by Kim Redigan
Pax Christi Michigan
Ed. note: The following is a reflection first given in 2016 and reprinted recently on the author’s blog.
Twenty-eight years ago this very day, I made my way down a flight of church basement stairs – the longest walk I’ve ever taken – in order to save my life. Although I was confused and terrified, I knew that if I wanted to live I would have to embrace a new way of life that would require soul-shaking honesty, an unsparing personal inventory, and a willingness to make real amends. In short, if I wanted to recover from the disease that had me in its grip, everything would have to change, beginning with self-delusion and denial – a painful process that was devastating in its demands but, ultimately, liberating.
Walking into that church 28 years ago has everything to do with my walking into this church today.
When I was asked to speak about white silence a couple of months ago, I wanted to say no.
Quite honestly, I would rather speak about almost anything else – the peril of nuclear weapons, the water crisis in Detroit, spiritual activism – anything that would keep me swaddled in my soft cocoon of white comfort. Anything that would allow me to remain in that safe place from which I can project a sense of control and competency, even when discussing, as I often do, the racism that undergirds virtually every injustice that exists in our world. Anything that would ward off that white-girl-fear-of-being- judged fragility that comes up when things get too personal.
It’s one thing to talk about structural racism as a teacher or about the institutional racism driving water shutoffs as an activist or about white privilege as a friend in private conversations with mentors, Black and white, but it’s another thing to stand in front of a church and speak with rigorous honesty from my own lived experience.
The discomfort, the real dis-ease, that I felt when I was asked to offer a reflection on a subject that I and all white folks know all too well serves as evidence that white silence is a real thing. My own dis-ease also reveals the distance I have yet to go in my own journey of recovery from racism.

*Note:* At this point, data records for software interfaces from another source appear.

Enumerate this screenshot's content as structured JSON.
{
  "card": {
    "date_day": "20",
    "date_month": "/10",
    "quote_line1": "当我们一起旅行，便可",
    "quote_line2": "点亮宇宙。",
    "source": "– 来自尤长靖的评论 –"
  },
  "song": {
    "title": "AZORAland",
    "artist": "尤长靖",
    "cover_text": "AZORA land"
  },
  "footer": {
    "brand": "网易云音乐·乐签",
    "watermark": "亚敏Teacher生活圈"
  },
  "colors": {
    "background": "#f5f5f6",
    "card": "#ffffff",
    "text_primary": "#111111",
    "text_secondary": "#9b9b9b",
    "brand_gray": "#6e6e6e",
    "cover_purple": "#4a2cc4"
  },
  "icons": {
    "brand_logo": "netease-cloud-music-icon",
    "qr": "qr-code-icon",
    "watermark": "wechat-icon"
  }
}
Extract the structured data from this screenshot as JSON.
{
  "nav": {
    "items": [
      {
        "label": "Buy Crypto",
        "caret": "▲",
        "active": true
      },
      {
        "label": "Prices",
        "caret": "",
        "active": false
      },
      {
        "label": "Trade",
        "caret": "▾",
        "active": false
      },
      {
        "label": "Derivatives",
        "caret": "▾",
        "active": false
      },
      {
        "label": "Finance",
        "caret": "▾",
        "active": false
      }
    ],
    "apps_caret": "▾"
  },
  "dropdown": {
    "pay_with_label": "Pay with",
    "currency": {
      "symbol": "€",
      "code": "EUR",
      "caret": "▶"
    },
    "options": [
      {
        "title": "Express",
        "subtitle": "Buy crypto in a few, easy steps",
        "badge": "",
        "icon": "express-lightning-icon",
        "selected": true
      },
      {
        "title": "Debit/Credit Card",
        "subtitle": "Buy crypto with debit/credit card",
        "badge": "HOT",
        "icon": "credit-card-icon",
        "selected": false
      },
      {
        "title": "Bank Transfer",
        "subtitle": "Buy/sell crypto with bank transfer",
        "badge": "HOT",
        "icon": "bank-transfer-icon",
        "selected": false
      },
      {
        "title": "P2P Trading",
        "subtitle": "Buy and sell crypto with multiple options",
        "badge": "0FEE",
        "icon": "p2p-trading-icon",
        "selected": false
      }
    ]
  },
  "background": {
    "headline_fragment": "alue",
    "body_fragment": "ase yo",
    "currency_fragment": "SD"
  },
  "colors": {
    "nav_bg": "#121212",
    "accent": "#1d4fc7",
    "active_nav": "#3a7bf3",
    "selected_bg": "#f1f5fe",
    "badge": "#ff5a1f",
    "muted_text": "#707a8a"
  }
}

The dis-ease I feel at this moment is not much different in terms of its severity than the dis-ease I experienced 28 years ago when I walked down those church stairs. The shame, the sadness, the confusion, the wanting to get it right but not knowing how, and, most of all, the inner knowledge that delusion and denial and cowardice and a resistance to vulnerability are at the heart of this dis-ease, a dis-ease that thrives on deep denial and an adherence to secrecy that keeps us locked in sanctuaries of silence…